|International Classification||G03F1/68, C23F1/02, H05K3/00, H05K3/06|
|Cooperative Classification||H05K2201/0175, H05K2203/0361, H05K2203/072, H05K2203/0585, C23F1/02, H05K2203/0315, H05K3/064, H05K3/0032, H05K2203/107, H05K3/062, G03F1/68, Y10T428/24917|
|European Classification||G03F1/68, H05K3/06B2, C23F1/02|
|Nov 18, 1997||AS||Assignment|

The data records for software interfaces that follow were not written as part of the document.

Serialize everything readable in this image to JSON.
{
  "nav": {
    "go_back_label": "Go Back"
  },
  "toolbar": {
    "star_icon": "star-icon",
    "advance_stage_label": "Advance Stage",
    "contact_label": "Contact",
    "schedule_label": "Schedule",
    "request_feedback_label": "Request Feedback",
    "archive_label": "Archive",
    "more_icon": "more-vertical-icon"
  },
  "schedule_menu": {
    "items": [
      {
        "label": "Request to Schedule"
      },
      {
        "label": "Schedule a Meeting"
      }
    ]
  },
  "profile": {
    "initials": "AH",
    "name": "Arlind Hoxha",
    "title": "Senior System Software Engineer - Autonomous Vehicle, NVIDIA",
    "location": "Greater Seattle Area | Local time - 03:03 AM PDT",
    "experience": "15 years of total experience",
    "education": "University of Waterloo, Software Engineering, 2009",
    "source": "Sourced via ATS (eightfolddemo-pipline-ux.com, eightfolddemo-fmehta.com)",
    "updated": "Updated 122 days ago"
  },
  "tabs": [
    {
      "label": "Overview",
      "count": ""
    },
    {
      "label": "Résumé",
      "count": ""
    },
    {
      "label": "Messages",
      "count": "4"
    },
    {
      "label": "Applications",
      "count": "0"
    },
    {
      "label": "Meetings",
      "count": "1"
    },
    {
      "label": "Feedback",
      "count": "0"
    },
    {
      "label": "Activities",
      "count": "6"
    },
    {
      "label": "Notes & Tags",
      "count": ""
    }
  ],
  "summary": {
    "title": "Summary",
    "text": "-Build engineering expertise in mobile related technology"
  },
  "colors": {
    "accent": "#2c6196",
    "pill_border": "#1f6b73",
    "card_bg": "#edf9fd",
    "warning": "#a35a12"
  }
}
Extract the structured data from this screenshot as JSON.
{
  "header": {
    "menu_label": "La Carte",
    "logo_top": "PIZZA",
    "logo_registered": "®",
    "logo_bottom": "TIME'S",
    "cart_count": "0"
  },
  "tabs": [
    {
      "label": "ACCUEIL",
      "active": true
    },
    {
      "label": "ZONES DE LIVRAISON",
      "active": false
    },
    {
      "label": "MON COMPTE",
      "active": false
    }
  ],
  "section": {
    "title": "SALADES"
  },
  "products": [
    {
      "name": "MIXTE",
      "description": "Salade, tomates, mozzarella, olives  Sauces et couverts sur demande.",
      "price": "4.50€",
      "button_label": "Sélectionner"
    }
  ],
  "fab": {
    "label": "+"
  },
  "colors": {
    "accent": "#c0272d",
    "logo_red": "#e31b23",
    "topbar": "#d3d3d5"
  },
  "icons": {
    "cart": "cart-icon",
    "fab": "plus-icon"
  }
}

Owner name: J.G. SYSTEMS INC., FLORIDA
Free format text: ASSIGNMENT OF ASSIGNORS INTEREST;ASSIGNOR:GRUNWALD, JOHN;REEL/FRAME:008813/0380
Effective date: 19970617
|May 21, 2002||FPAY||Fee payment|
Year of fee payment: 4
|Nov 8, 2006||REMI||Maintenance fee reminder mailed|
|Apr 20, 2007||LAPS||Lapse for failure to pay maintenance fees|
|Jun 19, 2007||FP||Expired due to failure to pay maintenance fee|
Effective date: 20070420